This year’s Americans’ Engagement with Parks Survey included questions that explored how Americans view issues of conservation and preservation. Ninety-five percent of Americans agree it is important that their local government protects the natural environment. In fact, just under half of the survey respondents would characterize local government acquisition, construction, and maintenance of local parks, trails and green spaces to be “extremely important.” Americans’ agreement that local governments should focus on protecting the natural environment is strong, with the support barely wavering across key demographic groups, including generation, race, ethnicity, household formation and political affiliation. 

Another opportunity for local governments, that has the full support of the community, is disaster mitigation and prevention. Eighty-seven percent of Americans agree that their local government and park and recreation agency should make the needed investments to ensure their community is more resilient to natural disasters. Critical infrastructure investments that help improve a community’s ability to withstand or recover quicker from natural disasters can include:

  • Parks doubling as flood control areas
  • Selected vegetation in open space that mitigate pollution from stormwater runoff
  • Cultivating tree canopies in urban areas that help lessen the heating effects
  • Planting drought-resistant plants
  • Prescribed burning to reduce build-up of undergrowth often attributed with the most severe wildfires
  • Using recreation/community facilities to serve as emergency centers during excessive heating/cooling events or during and after a natural disaster.

These measures, linked with park building and local government land acquisitions in disaster-prone areas, are just the tip of the iceberg.
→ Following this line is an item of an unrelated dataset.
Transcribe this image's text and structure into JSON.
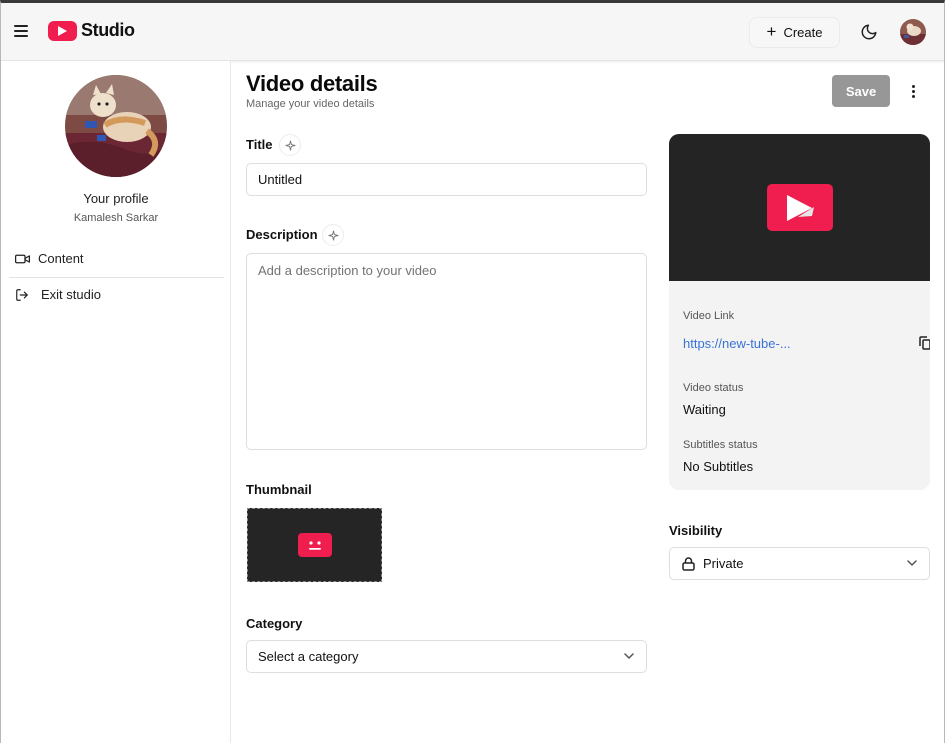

With the growing impact of climate change and weather-related disasters, the need for this protection (and the public support for it) has never been greater. 

Four in five Americans indicate they are concerned about their community’s ability to withstand or recover quickly from natural disasters, including 54 percent of survey respondents who are “very” or “extremely” concerned about their community’s resiliency. Among those that are more likely to be “very” or “extremely” concerned are millennials, individuals who identify as either Hispanic or non-white, and parents. 

Park and recreation agencies protect and connect people to nature, provide a safe and educational experience to kids throughout the year, strive to give the public opportunities to improve health and fitness, and provide necessary services at low- or no-cost to all members of the community. All of this and much more is done on ever-shrinking budgets. While park and recreation agencies are not generally the sole department responsible for providing safety to a community, their vast contributions should not be overlooked or underestimated. Working together with other government agencies to handle whatever nature may throw at them, local park and recreation departments are an important partner in ensuring the safest, most resilient community they can create.  

 

Melissa May is NRPA’s Senior Research Manager.

About the Survey:  The 2017 Americans’ Engagement with Parks Survey is an annual research series of the National Recreation and Park Association, focused on the general public’s interaction with parks and recreation. The goal of this research series is to understand better Americans’ use of local park and recreation facilities and their willingness to fund these resources.

To explore these issues, the National Recreation and Park Association Research Department created a 38-question survey and engaged Wakefield Research to collect responses using an online survey from 1,000 randomly selected American adults who are an accurate representation of the U.S. adults ages 18 and above. The margin of error of the response is +/- 3.1 percentage points at the 95 percent confidence level.

The NRPA Research Department created the survey instrument and final report and is solely responsible for their content.